She doesn’t even say goodbye, instead turning on heel and is quickly off. Papi doesn’t drop his arms from around him, and Louis watches as the permanent sneer on Anais' face shifts to surprise when Papi waves at her and she registers it's Louis in his arms.

“How did you know I painted?”

Papi grins, “You’ve got acrylic on your jeans.”

Louis glances down and flushes when he notices the small stain of dark blue at his knee.

“She always hated that I got paint everywhere,” he murmurs, staring at it, and Papi kisses his cheek.

“Well, no offense, mate, but she seems...”

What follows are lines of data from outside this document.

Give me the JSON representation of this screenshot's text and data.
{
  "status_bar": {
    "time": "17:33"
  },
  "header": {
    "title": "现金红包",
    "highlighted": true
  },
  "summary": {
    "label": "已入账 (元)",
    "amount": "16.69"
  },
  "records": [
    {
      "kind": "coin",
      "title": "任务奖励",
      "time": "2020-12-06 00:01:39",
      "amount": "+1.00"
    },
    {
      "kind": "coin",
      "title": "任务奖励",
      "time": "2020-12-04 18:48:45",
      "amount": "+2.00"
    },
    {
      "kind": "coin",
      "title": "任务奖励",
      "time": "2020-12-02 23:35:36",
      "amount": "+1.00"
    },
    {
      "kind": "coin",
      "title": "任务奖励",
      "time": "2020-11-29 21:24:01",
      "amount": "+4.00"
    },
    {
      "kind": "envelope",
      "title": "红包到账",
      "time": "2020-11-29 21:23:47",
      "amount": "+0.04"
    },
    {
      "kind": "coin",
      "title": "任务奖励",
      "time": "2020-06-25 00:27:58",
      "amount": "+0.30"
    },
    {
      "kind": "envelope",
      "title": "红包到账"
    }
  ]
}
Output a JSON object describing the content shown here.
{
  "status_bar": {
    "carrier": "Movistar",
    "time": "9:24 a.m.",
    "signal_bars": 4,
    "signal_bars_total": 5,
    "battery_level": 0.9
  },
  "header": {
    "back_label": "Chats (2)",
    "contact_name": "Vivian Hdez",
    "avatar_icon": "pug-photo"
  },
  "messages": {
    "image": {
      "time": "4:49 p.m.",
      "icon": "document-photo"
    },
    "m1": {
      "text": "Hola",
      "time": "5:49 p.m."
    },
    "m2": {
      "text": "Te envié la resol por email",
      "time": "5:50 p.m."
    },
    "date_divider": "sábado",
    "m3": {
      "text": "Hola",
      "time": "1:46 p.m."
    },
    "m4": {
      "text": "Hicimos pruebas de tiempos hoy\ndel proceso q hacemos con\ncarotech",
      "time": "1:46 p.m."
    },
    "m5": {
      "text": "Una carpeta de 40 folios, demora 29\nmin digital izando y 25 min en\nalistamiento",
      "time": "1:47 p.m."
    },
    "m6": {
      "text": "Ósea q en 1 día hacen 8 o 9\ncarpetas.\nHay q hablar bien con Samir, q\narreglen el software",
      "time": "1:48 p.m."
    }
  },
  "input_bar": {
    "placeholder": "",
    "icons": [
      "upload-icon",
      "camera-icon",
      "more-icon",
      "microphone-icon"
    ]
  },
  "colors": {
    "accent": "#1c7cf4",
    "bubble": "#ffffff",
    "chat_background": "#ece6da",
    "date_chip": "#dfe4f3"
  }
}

“She was shocked, I think. To see us like this. It was the lack of affection that split us apart apparently. That's why she claimed she started an affair with my lawyer.”

“You’re shitting me.”

Papi’s arms around him tighten, angry, and Louis rests his head on his chest. The action seems to make him relax, though his arms don’t move from where his fingers are laced at his hip.

“I’m not. It wasn't... a clean divorce, to say the least. I studied business in university, but ended up hating it. I wanted to paint, and a Dega would never waste his time on something so stupid, but I was so miserable…” Louis shakes his head, “The day I quit the firm I went home early to find her in our bed with him. After that I didn’t feel like lying about liking men too, and well...”

Papi gives him a squeeze. He should probably move away, but he’s so comfortable like this, the liquor making his head swim a little. Papi doesn’t seem to mind either, with the way he’s clinging to his small frame.

“I should buy you that drink, I think.”

Louis moves to retrieve the menu from the bar but Papi pulls him back to him, his eyes clearly betraying that he thinks Louis is an idiot.

“Why would I make you buy me a drink at my own place?”

Louis presses his hands to Papi’s chest, frowning.

“...Are you asking me out for a drink, Papillon?”

“I was thinking we could shift this to a place I know...”

Louis licks his lips, fighting the urge to smirk when Papi can’t take his eyes off his mouth.

“Actually... if you'd be comfortable with it, there’s a bottleshop not that far from my flat that should be open.”

Papi smirks.

“Well, then. What are we waiting for?”